One thing I'm not so happy about: my beard and mustache were painted quite nicely!  I had to shower after I'd finished to get all that out.  Fortunately the varnish doesn't stick too well to hair, and some vigorous scrubbing of my face got rid of most of it.  I'll be wearing a face shield next time.  :)

Day 3...

Day 3...  We drove out of Nebraska, across Iowa, and halfway across Illinois today.  We stayed last night at the Westview bed & breakfast, just outside of Lincoln.  It was a delightful place to say – beautiful grounds, a grand view to the west, and a most pleasant room (at right) with a full kitchen.

We told Angela, our hostess, that we'd be leaving early in the morning – and she insisted on making us a (delicious!) breakfast and bringing it to our room at 6 am.  Wow!  That's a photo of her concoction at left.  I've no idea what you'd call this thing, but it was really yummy.  A nice way to start off the morning, and as things turned out, this was the only time on the entire trip when we got our breakfast part of the bed & breakfasts we stayed at.

Angela found out we had a Tesla, and she asked us to take her picture with it so she could tease her boyfriend about seeing a Tesla before he could.   That was fun.  :) 
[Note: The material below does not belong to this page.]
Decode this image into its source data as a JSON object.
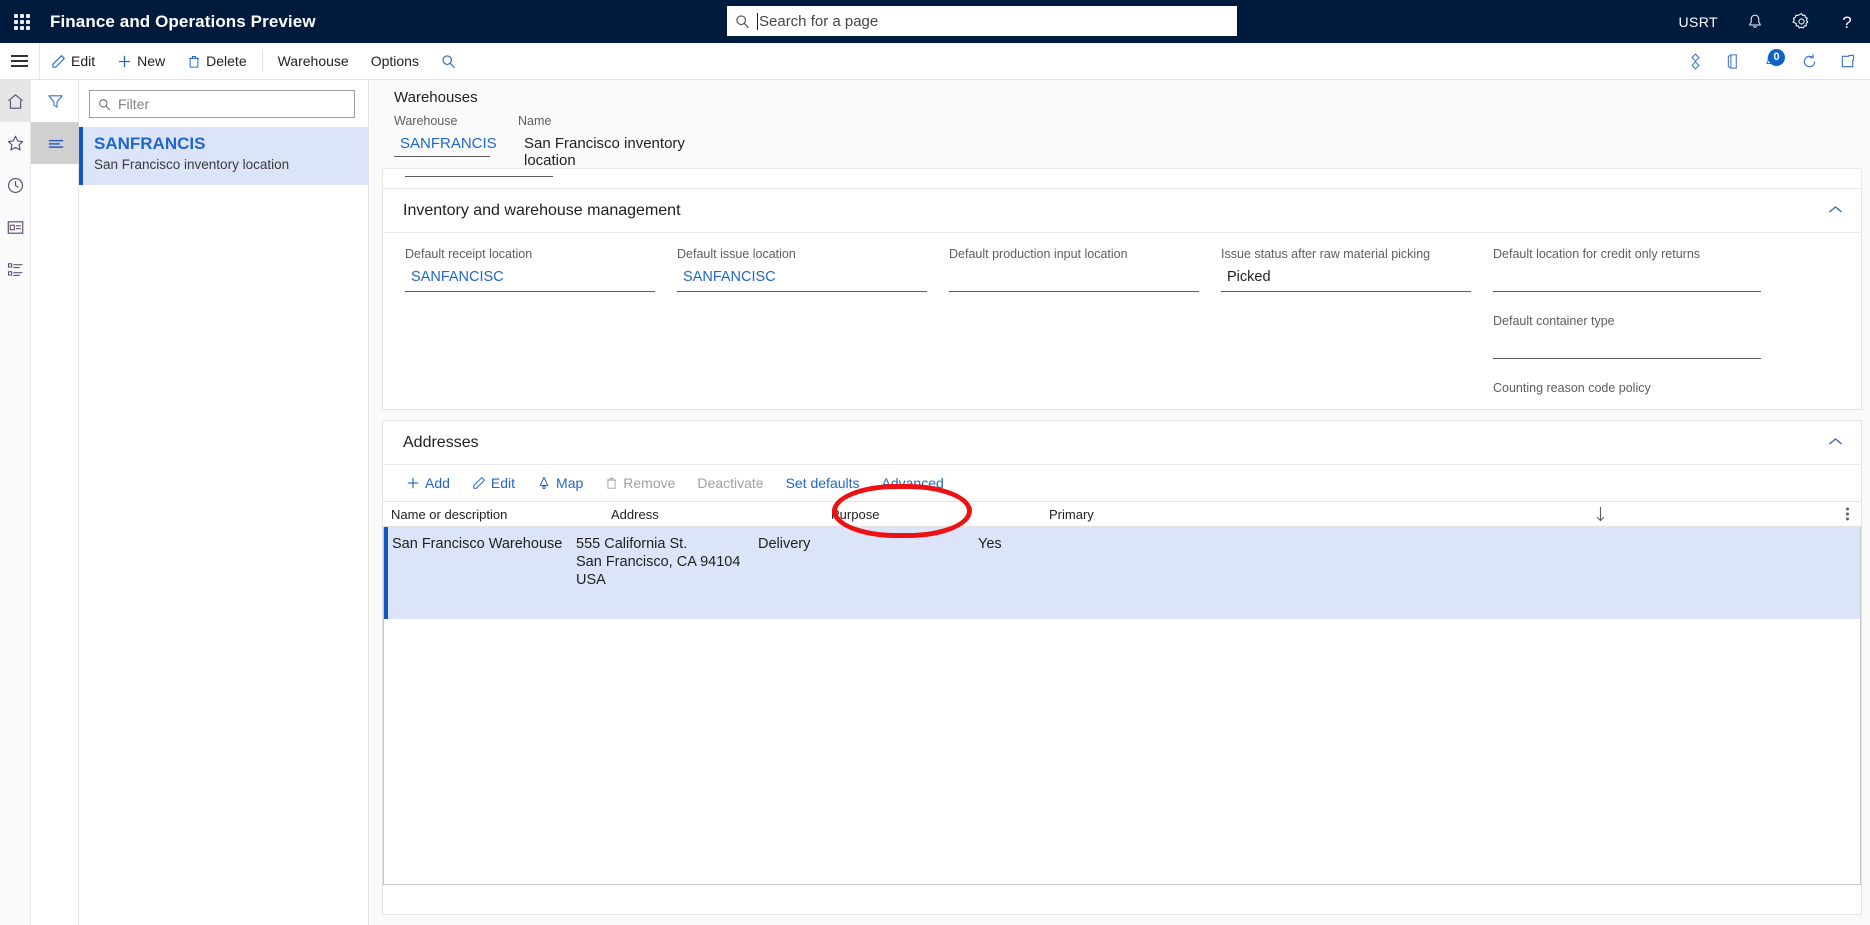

We passed miles and miles of beautiful farms on today's drive – gave us a real appreciation of the stunning productivity of America's farmlands.  In Iowa we saw lots of terraced farms.  I don't remember this from the trips across Iowa I made in the '60s and '70s, but that could just be my memory.  In addition to the terracing, we noted an interesting technique for preserving soil – wherever there was a place in a field where water ran off, permanent grasses were planted instead of a crop.  These hold the soil in place and slow the runoff down enough that it will drop any entrained soil.  Combined with the terracing (which reduces runoff in the first place) this appears to be a very effective way to keep soil from running into the rivers.

Iowa had particularly beautiful rest areas on the Interstate, nicely landscaped, well-tended, with interesting displays and art.  Much of the latter was related to soil conservation – apparently a very big topic in Iowa.  At one of these rest stops, as I climbed back into our car, I noticed an (expensive-looking) cell phone lying on the pavement.  After some messing about (the phone was completely unlocked), Debbie (who knows more about Android phones than I do) managed to call the boyfriend of the phone owner.  Turns out he was in the car with the young woman who owned the phone, and they were just a few miles away!  We waited a few minutes for them to return, and then gave the phone back to the very grateful young lady.  We were cell phone heroes!